    En Septiembre del 2017, el Huracán María azotó a todo Puerto Rico causando destrucción y daños significativos a través de la Isla. Tras su paso devastador, la Agencia Federal de Manejo de Emergencias (FEMA por sus siglas en inglés) activó de inmediato al Cuerpo de Ingenieros del Ejército de los Estados Unidos (USACE por sus siglas en inglés) para iniciar sus funciones establecidas por ley como coordinador de FEMA para el sector de Obras Públicas e Ingeniería. "Más de diez agencias locales y federales, así como personal militar, apoyaron la misión de emergencia para estabilizar el aliviadero, el éxito de la operación se debió a su rápida respuesta y su voluntad de colaborar para lograr el objetivo en común", dijo la Ingeniera de Área de USACE para las Antillas, Ing. Maricarmen Crespo. “La rápida acción de USACE al solicitar apoyo de las Fuerzas Armadas de los Estados Unidos y la respuesta inmediata de ellos para entregar material a la represa evitó una posible catástrofe".
  • Guajataca Dam repairs, a successful interagency team effort

    The devastating path of Hurricane Maria in 2017 affected all of Puerto Rico in one way or another. As a result the Federal Emergency Management Agency immediately activated the U.S. Army Corps of Engineers to serve as part of the post-Hurricane María Response Team. Only four days after the hurricane overwhelmed the island, a team of over 40 USACE volunteers from different parts of the United States arrived in Puerto Rico to respond to this emergency. The team augmented the local USACE Antilles Area Office staff in the efforts to visually inspect 17 dams determined to be high hazard, or thought to have incurred damage during the hurricane.
  • March

    Public meeting held for Rio Grande de Manatí flood risk management study

    San Juan, Puerto Rico – Close to a hundred citizens of the Ciales area attended a Rio Grande de Manatí flood risk feasibility study public scoping meeting Sunday, hosted by the U.S. Army Corps of Engineers. The meeting organized by Puerto Rico’s District 13 Representative Gabriel Rodriguez-Aguiló was an opportunity for the community to not only learn about the scope and process of the study being conducted by the Corps, but to express their concerns, ask questions and provide input on the considered flood risk management alternatives that were presented.
  • February

    With interagency meetings, Antilles regulatory office aims to accelerate permitting process

    Every year the Antilles office receives dozens of requests for permits from individuals and businesses intending to either build infrastructure or implement innovations for issues affecting the islands’ ecosystems.

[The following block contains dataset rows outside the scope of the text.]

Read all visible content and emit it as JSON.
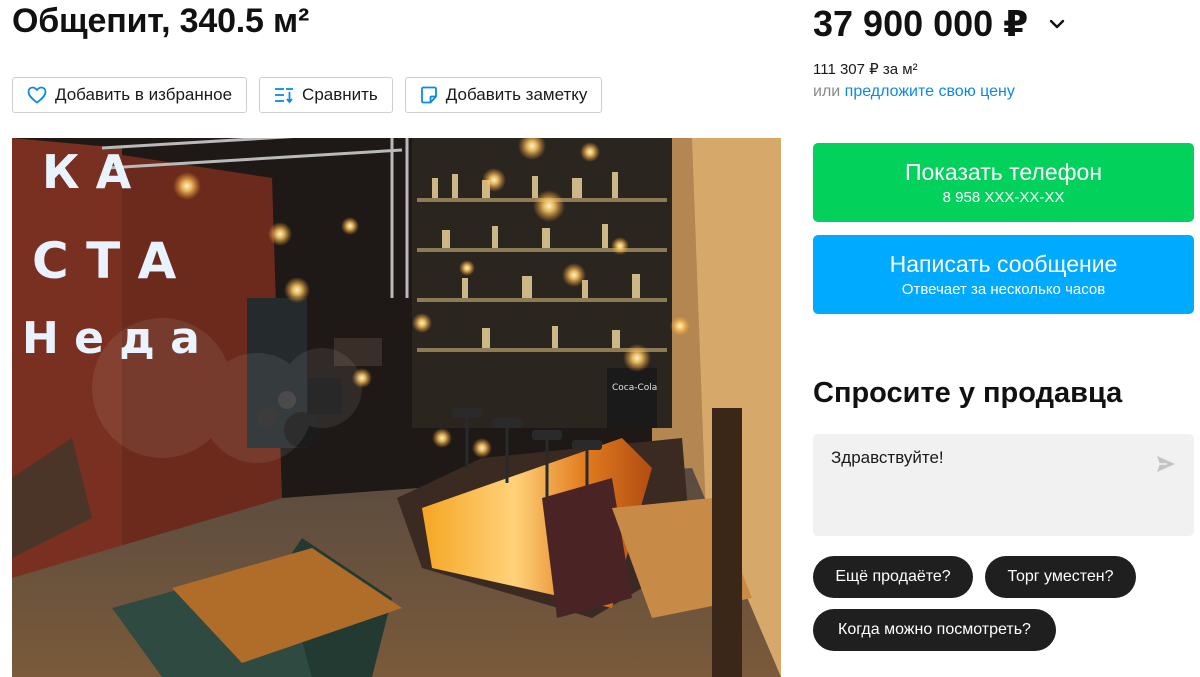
{
  "listing": {
    "title": "Общепит, 340.5 м²"
  },
  "actions": {
    "favorite_label": "Добавить в избранное",
    "compare_label": "Сравнить",
    "note_label": "Добавить заметку"
  },
  "price": {
    "value": "37 900 000 ₽",
    "per_sqm": "111 307 ₽ за м²",
    "offer_prefix": "или",
    "offer_link": "предложите свою цену"
  },
  "contact": {
    "phone_button_label": "Показать телефон",
    "phone_masked": "8 958 XXX-XX-XX",
    "message_button_label": "Написать сообщение",
    "message_response": "Отвечает за несколько часов"
  },
  "ask": {
    "title": "Спросите у продавца",
    "message_value": "Здравствуйте!",
    "chips": [
      "Ещё продаёте?",
      "Торг уместен?",
      "Когда можно посмотреть?"
    ]
  },
  "photo": {
    "wall_letters": [
      "К А",
      "С Т А",
      "Н е д а"
    ],
    "fridge_label": "Coca-Cola"
  },
  "colors": {
    "phone_button": "#02d15c",
    "message_button": "#00aaff",
    "link": "#0a8ae6",
    "chip_bg": "#1f1f1f",
    "input_bg": "#f1f1f1"
  },
  "icons": [
    "heart-icon",
    "compare-icon",
    "note-icon",
    "chevron-down-icon",
    "send-icon"
  ]
}
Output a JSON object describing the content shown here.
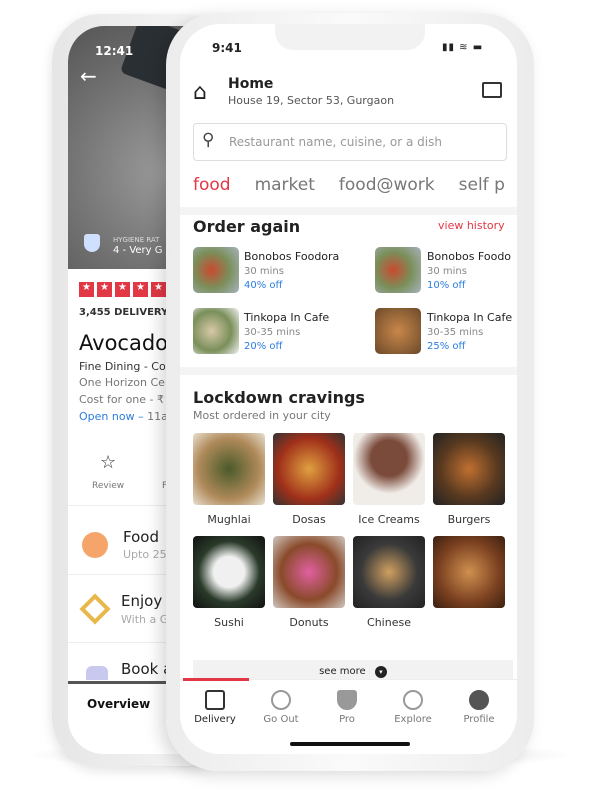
{
  "back": {
    "time": "12:41",
    "hygiene_label": "HYGIENE RAT",
    "hygiene_value": "4 - Very G",
    "deliveries": "3,455 DELIVERY",
    "name": "Avocado",
    "type": "Fine Dining - Co",
    "address": "One Horizon Ce",
    "cost": "Cost for one - ₹",
    "open": "Open now –",
    "hours": " 11a",
    "review": "Review",
    "review2": "F",
    "offers": [
      {
        "title": "Food",
        "sub": "Upto 25"
      },
      {
        "title": "Enjoy",
        "sub": "With a G"
      },
      {
        "title": "Book a",
        "sub": ""
      }
    ],
    "tab": "Overview"
  },
  "front": {
    "time": "9:41",
    "location_title": "Home",
    "location_sub": "House 19, Sector 53, Gurgaon",
    "search_placeholder": "Restaurant name, cuisine, or a dish",
    "tabs": [
      "food",
      "market",
      "food@work",
      "self p"
    ],
    "order_again": "Order again",
    "view_history": "view history",
    "orders": [
      {
        "name": "Bonobos Foodora",
        "time": "30 mins",
        "offer": "40% off"
      },
      {
        "name": "Bonobos Foodo",
        "time": "30 mins",
        "offer": "10% off"
      },
      {
        "name": "Tinkopa In Cafe",
        "time": "30-35 mins",
        "offer": "20% off"
      },
      {
        "name": "Tinkopa In Cafe",
        "time": "30-35 mins",
        "offer": "25% off"
      }
    ],
    "cravings_title": "Lockdown cravings",
    "cravings_sub": "Most ordered in your city",
    "categories": [
      "Mughlai",
      "Dosas",
      "Ice Creams",
      "Burgers",
      "Sushi",
      "Donuts",
      "Chinese",
      ""
    ],
    "see_more": "see more",
    "nav": [
      "Delivery",
      "Go Out",
      "Pro",
      "Explore",
      "Profile"
    ],
    "accent": "#e23744"
  }
}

In order to assist applicants navigate the permitting process, Regulatory Section Chief Sindulfo Castillo hosts inter-agency meetings which allows applicants the opportunity to present their proposals and interact with federal and local representatives.
  • August

    Progress through working together

    The nation is at its best when we work together to tackle challenges that we face. We understand the frustration that many feel but do not lose sight of the fact that we are making tangible progress. With your continued valuable input, we will maintain the increasing momentum towards success. Working together, we can restore America’s Everglades and build an improved water management system that better meets the multiple water needs of Floridians in the 21st Century and beyond.
  • June

    Why we release water

    One of the primary reasons we release water is to reduce flood risk for people living and working around the lake, in which the potential for inflows far exceeds (six times greater) our capacity for outflow.
  • April

    Corps of Engineers: Protecting and preserving the environment on numerous fronts

    On April 22, we celebrate Earth Day. The Army’s theme for Earth Day 2018 is “Sustain the Mission/Secure the Future.” This theme is emboldened by Jacksonville District's on-the-ground efforts to protect and preserve our environment on numerous fronts.
  • February

    Small Business in Action

    Small Business in Action Slideshow
  • January

    Additional progress on Everglades restoration expected in 2018

    Jacksonville District Commander Col. Jason Kirk provides an update on ecosystem restoration activities in south Florida.